George H.W. Bush: I think that’s absurd. I don’t believe it for a minute, that he would have on his conscience the death of those people, and the battleship that you can see today, some bodies still in it, out there at Pearl Harbor, that he would have that guilt on his hands. I don’t believe it for a minute. I think there have been cases in history where the disclosure of information would cost more lives than the price for not disclosing. I think Commanders-in-Chief face dilemmas, but I don’t think Roosevelt would ever be guilty of permitting a Pearl Harbor, so as he could mobilize public opinion to bring the United States into the war on the side of our allies against fascism, and on the side of our allies against imperialism. An allegation can be made against a public figure, or a private figure, or a neighbor. Say it once loudly and get enough coverage, or spread enough disinformation, and the person can be severely damaged.
I’ll give you a personal example. It was alleged that I was out of touch. “Bush is a president that’s out of touch. He came from a privileged background, doesn’t understand the hurt around this country.” I went down to see a technology show, and one of the items in the show was a brand new technology for check-out counters. It showed a machine that had never been invented before and, if my recollection is correct, wasn’t even on the market at this point. The guy brought in a crumpled milk carton and ran it across this scanner and it did something that no other scanner could possibly do. I made some comment. “Amazing, this is a wonderful thing.” And the people that produced this were saying, “This is the state-of-the-art, and we’ve got more to come.” It was wonderful. A lazy little journalist with a famous name working for The New York Times, the son of a decent and honorable father, but a lazy little journalist, was sitting in another room. He didn’t see this. He wrote that, “Here is Bush, he’s out of touch. He saw a scanner. He didn’t even know that at supermarkets you can scan something.” It played right into the hands of the press that wanted to show I was out of touch and it was picked up. We pointed out to the press afterwards that, one, the guy wasn’t there; two, this was brand new technology. CBS, not my favorite, came and defended me. Another one of the wire service reporters said that I got a bum rap, but the people don’t remember that. What they remember is that I was out of touch, that I didn’t even know what a grocery scanner was. You can’t fight back against that kind of thing. You can do a better job in communicating. I plead guilty to not being the world’s greatest communicator. But that was a myth, that was a lie, that was bad for me. And yet it lives on, people remember it. The fact that Bush was out of touch, he didn’t even know there was a grocery counter scanner. Now, what’s the equity, what’s the fairness in that kind of reporting, that kind of cynical attack? But the answer is, you can’t let them get you down, you’ve got to keep on trying to do your best.

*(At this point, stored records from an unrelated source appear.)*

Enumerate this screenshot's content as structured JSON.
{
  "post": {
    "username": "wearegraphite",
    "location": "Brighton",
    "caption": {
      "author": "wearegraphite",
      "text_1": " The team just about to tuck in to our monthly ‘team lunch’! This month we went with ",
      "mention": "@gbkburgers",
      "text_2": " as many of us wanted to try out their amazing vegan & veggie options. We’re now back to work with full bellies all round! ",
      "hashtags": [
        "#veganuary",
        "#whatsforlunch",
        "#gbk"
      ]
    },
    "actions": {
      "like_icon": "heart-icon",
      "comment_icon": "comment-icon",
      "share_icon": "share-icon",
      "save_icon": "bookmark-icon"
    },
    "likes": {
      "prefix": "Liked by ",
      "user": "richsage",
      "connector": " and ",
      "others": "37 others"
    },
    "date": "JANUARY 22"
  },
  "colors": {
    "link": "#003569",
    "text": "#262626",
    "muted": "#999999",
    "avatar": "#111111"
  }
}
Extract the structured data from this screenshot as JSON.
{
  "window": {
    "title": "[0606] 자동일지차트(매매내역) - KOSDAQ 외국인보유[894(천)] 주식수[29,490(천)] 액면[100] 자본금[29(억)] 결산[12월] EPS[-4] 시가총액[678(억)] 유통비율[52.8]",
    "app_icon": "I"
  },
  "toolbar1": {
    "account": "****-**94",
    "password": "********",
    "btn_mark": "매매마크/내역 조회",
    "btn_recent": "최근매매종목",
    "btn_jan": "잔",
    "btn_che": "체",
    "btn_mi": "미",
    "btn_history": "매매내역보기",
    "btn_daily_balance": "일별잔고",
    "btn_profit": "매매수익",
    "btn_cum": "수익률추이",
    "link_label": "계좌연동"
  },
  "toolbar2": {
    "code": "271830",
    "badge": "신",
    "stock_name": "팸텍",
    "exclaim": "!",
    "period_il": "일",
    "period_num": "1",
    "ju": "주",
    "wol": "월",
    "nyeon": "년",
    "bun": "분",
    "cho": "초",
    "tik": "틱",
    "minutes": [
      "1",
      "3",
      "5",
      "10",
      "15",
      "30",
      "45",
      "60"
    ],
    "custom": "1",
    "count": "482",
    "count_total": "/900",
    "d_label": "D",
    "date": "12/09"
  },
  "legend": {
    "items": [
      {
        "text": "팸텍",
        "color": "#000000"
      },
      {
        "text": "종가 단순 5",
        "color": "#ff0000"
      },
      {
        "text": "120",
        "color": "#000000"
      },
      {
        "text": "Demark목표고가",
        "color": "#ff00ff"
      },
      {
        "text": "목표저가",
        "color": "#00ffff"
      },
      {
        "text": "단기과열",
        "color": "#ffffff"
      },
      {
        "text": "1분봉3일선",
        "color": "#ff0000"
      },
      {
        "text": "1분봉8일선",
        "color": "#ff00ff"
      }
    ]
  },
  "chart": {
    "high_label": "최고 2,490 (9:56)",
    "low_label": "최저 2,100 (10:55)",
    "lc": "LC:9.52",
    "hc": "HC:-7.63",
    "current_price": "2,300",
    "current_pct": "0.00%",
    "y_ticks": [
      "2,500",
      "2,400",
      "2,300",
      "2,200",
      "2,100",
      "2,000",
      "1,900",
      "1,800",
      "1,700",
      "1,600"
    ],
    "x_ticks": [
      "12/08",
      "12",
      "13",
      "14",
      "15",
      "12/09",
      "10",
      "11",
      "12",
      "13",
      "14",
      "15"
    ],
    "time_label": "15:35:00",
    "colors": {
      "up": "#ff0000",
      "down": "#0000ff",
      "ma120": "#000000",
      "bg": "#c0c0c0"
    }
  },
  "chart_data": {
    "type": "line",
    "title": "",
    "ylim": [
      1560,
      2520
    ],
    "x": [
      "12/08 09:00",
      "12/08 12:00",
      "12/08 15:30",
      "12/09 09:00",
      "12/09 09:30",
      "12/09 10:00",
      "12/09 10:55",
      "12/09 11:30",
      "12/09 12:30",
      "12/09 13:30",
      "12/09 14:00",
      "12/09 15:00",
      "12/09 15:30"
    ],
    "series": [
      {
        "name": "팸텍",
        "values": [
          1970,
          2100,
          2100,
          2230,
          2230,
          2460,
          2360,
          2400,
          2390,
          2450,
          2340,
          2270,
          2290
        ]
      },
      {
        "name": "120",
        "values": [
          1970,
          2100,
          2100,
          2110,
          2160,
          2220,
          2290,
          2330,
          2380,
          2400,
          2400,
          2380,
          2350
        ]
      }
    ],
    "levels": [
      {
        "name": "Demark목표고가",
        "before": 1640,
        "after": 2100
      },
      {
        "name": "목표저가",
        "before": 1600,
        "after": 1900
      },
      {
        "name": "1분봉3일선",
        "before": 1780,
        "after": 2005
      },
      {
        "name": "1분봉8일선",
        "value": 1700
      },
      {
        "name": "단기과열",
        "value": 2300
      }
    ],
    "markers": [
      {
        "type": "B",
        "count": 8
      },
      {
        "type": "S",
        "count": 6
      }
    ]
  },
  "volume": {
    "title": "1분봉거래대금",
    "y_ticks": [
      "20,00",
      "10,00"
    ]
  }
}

It gets back to what my mother said, “Do your best, try your hardest, be honest.” Those high achieving kids — I hope they’re listening to that advice. Because if they get to be president, if they get to win the Nobel Peace Prize, it’s those kind of values that are going to matter.